▸ **What needs to be done**: Scan the listing below for the word "JSON", then copy each line that has it.

◆ ◆ ◆ ◆ ◆ ◆ ◆

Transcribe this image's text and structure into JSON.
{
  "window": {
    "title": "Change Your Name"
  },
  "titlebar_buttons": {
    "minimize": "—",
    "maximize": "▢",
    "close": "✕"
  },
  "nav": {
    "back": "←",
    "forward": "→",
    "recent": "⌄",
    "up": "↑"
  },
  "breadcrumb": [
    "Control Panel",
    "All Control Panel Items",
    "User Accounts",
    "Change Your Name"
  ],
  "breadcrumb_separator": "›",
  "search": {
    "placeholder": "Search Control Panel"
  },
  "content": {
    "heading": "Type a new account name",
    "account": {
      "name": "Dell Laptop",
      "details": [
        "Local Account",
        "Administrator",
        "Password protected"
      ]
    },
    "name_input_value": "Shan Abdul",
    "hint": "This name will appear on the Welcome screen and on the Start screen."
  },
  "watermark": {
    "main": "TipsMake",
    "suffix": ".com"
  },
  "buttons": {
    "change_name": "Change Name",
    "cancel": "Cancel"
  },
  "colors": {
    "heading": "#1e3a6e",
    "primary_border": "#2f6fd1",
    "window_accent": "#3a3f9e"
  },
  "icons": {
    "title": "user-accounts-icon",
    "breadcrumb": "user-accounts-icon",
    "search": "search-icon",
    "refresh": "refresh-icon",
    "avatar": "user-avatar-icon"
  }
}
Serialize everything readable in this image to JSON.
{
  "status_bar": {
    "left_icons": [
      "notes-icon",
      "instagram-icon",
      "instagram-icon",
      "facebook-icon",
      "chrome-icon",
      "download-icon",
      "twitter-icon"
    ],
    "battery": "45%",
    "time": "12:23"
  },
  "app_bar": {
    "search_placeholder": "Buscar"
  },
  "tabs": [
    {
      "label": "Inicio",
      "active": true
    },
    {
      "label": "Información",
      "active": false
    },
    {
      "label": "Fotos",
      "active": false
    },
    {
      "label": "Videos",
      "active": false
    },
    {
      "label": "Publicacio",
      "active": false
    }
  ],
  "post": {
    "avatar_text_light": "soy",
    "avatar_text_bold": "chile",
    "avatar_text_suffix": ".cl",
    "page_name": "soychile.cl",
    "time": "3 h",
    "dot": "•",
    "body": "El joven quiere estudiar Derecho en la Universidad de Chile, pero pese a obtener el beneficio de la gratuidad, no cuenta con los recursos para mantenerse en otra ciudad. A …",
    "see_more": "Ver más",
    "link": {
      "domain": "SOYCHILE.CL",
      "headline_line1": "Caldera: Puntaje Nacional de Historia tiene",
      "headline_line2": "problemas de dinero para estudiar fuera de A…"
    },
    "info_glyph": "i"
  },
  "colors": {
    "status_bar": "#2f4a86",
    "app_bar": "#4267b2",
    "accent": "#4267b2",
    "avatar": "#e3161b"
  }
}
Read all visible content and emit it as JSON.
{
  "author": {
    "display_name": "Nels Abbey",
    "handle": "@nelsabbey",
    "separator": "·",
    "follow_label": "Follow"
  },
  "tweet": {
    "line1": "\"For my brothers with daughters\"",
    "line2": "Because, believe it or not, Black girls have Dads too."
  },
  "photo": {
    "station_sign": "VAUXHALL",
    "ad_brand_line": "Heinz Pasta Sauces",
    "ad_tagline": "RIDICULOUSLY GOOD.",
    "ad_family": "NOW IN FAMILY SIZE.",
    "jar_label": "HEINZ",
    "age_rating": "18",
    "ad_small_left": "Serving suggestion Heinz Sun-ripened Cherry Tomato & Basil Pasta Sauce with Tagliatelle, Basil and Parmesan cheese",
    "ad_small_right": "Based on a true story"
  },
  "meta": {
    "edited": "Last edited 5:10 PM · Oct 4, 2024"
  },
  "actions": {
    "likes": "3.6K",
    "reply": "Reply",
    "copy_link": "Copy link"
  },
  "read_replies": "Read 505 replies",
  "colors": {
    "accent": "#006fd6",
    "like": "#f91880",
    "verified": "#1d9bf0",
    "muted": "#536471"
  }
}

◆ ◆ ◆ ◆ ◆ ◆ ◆

▸ **Written response**:
Transcribe this image's text and structure into JSON.
Serialize everything readable in this image to JSON.
Read all visible content and emit it as JSON.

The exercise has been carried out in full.